TASK GOAL -> Output every entry exactly as it appears.

EXERCISE DATA ->
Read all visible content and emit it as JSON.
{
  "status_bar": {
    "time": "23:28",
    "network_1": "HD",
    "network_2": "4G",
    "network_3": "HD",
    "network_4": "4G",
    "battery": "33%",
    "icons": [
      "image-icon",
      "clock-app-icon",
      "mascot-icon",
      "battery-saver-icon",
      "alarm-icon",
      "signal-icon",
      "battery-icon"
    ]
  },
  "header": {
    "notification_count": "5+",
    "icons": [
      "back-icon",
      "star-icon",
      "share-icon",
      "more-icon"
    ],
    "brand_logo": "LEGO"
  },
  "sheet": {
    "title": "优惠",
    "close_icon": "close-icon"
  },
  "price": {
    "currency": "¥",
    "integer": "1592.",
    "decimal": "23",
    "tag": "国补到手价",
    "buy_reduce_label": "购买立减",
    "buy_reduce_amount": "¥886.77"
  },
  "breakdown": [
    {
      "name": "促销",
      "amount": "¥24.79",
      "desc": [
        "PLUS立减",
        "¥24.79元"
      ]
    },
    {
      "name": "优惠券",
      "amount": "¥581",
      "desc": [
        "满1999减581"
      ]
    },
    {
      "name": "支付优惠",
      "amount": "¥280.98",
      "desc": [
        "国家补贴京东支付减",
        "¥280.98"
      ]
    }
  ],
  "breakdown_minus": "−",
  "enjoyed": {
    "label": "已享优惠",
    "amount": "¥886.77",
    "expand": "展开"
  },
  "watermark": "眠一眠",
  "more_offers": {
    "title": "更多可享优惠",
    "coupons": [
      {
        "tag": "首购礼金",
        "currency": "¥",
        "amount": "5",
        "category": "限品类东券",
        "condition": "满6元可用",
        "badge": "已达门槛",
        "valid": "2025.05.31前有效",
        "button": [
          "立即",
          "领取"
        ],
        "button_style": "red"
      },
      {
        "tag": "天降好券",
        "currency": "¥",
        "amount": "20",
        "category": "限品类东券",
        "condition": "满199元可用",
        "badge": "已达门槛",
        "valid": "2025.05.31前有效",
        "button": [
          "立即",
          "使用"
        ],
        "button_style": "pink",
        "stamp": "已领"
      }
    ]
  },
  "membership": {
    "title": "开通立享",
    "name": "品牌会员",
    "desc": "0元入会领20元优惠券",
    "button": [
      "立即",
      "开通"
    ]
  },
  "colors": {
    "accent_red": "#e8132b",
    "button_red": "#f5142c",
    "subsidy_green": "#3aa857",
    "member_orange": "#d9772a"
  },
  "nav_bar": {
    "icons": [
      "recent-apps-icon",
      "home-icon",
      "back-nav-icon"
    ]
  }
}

EXERCISE SOLUTION ->
Read all visible content and emit it as JSON.
{
  "status_bar": {
    "time": "23:28",
    "network_1": "HD",
    "network_2": "4G",
    "network_3": "HD",
    "network_4": "4G",
    "battery": "33%",
    "icons": [
      "image-icon",
      "clock-app-icon",
      "mascot-icon",
      "battery-saver-icon",
      "alarm-icon",
      "signal-icon",
      "battery-icon"
    ]
  },
  "header": {
    "notification_count": "5+",
    "icons": [
      "back-icon",
      "star-icon",
      "share-icon",
      "more-icon"
    ],
    "brand_logo": "LEGO"
  },
  "sheet": {
    "title": "优惠",
    "close_icon": "close-icon"
  },
  "price": {
    "currency": "¥",
    "integer": "1592.",
    "decimal": "23",
    "tag": "国补到手价",
    "buy_reduce_label": "购买立减",
    "buy_reduce_amount": "¥886.77"
  },
  "breakdown": [
    {
      "name": "促销",
      "amount": "¥24.79",
      "desc": [
        "PLUS立减",
        "¥24.79元"
      ]
    },
    {
      "name": "优惠券",
      "amount": "¥581",
      "desc": [
        "满1999减581"
      ]
    },
    {
      "name": "支付优惠",
      "amount": "¥280.98",
      "desc": [
        "国家补贴京东支付减",
        "¥280.98"
      ]
    }
  ],
  "breakdown_minus": "−",
  "enjoyed": {
    "label": "已享优惠",
    "amount": "¥886.77",
    "expand": "展开"
  },
  "watermark": "眠一眠",
  "more_offers": {
    "title": "更多可享优惠",
    "coupons": [
      {
        "tag": "首购礼金",
        "currency": "¥",
        "amount": "5",
        "category": "限品类东券",
        "condition": "满6元可用",
        "badge": "已达门槛",
        "valid": "2025.05.31前有效",
        "button": [
          "立即",
          "领取"
        ],
        "button_style": "red"
      },
      {
        "tag": "天降好券",
        "currency": "¥",
        "amount": "20",
        "category": "限品类东券",
        "condition": "满199元可用",
        "badge": "已达门槛",
        "valid": "2025.05.31前有效",
        "button": [
          "立即",
          "使用"
        ],
        "button_style": "pink",
        "stamp": "已领"
      }
    ]
  },
  "membership": {
    "title": "开通立享",
    "name": "品牌会员",
    "desc": "0元入会领20元优惠券",
    "button": [
      "立即",
      "开通"
    ]
  },
  "colors": {
    "accent_red": "#e8132b",
    "button_red": "#f5142c",
    "subsidy_green": "#3aa857",
    "member_orange": "#d9772a"
  },
  "nav_bar": {
    "icons": [
      "recent-apps-icon",
      "home-icon",
      "back-nav-icon"
    ]
  }
}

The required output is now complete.